» What needs to be done
Below are the records; copy each line in them that holds the word "true".

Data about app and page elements
============================================================
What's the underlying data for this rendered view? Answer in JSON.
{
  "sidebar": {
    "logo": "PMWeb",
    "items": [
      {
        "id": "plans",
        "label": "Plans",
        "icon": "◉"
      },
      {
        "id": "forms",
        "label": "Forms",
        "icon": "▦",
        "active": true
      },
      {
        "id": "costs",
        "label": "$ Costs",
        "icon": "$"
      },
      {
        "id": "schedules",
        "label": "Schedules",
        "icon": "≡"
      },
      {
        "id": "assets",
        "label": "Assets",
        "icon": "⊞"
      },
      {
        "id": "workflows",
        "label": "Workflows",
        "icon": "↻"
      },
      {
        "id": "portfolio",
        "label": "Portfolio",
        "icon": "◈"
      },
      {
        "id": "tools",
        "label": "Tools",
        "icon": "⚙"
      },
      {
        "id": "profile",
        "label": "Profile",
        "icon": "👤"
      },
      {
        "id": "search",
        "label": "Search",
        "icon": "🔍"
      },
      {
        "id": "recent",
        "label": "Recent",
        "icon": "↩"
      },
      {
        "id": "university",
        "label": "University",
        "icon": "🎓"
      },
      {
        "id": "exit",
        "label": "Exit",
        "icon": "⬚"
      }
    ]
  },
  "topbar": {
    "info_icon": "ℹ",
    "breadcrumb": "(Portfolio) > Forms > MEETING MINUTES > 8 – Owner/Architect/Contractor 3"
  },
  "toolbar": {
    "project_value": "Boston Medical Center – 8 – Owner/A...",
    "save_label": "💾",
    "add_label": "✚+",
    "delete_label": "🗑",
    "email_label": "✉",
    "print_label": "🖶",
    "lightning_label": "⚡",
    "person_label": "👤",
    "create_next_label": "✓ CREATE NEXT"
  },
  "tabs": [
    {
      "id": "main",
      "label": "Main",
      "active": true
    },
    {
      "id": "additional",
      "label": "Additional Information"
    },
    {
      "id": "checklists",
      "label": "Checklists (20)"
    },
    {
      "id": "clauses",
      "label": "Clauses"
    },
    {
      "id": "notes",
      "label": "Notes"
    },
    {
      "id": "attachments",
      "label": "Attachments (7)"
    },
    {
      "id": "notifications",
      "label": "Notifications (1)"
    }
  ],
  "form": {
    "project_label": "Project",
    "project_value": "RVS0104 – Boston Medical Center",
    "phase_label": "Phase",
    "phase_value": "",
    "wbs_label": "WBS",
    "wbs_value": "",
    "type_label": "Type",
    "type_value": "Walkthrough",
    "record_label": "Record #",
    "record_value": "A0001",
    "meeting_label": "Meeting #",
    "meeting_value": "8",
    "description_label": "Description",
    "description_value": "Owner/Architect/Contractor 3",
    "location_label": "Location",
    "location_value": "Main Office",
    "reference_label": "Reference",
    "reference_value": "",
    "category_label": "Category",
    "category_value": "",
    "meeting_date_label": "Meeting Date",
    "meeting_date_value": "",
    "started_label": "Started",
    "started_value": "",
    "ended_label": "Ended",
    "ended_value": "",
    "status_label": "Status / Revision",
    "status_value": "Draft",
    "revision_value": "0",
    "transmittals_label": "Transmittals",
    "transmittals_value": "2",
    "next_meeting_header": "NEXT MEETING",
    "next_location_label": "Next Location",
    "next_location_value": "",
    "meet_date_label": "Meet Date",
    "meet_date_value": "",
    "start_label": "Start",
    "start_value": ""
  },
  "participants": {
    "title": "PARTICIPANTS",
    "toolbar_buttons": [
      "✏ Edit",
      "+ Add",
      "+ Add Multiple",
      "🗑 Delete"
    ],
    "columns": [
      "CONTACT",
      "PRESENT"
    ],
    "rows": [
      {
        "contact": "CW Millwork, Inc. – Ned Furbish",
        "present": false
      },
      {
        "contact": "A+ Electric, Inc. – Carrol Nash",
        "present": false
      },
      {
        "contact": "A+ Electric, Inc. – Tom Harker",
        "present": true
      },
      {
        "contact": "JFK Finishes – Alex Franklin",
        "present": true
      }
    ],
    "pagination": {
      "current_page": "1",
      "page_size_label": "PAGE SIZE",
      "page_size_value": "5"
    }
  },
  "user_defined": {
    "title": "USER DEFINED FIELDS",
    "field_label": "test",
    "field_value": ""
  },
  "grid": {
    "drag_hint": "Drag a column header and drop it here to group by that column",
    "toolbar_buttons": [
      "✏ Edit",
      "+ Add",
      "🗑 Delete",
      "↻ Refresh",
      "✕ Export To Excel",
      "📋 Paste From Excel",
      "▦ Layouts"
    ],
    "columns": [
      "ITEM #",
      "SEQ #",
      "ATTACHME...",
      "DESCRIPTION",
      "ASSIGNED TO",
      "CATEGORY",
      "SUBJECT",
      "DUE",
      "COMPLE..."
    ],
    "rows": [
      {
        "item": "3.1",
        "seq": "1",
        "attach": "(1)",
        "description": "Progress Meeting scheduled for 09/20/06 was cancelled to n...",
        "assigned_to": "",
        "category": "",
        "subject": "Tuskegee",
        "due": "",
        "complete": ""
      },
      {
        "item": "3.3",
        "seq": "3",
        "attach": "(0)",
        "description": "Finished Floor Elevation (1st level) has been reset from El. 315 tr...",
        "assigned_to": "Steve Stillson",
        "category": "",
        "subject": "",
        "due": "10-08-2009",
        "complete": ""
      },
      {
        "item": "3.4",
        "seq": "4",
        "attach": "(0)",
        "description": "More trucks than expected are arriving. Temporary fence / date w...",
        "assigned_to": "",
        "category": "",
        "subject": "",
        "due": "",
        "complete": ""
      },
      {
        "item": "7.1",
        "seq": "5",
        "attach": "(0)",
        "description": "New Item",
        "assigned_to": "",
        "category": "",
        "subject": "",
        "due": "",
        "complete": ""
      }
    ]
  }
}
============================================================
» Written response
        "active": true
      "active": true
        "present": true
        "present": true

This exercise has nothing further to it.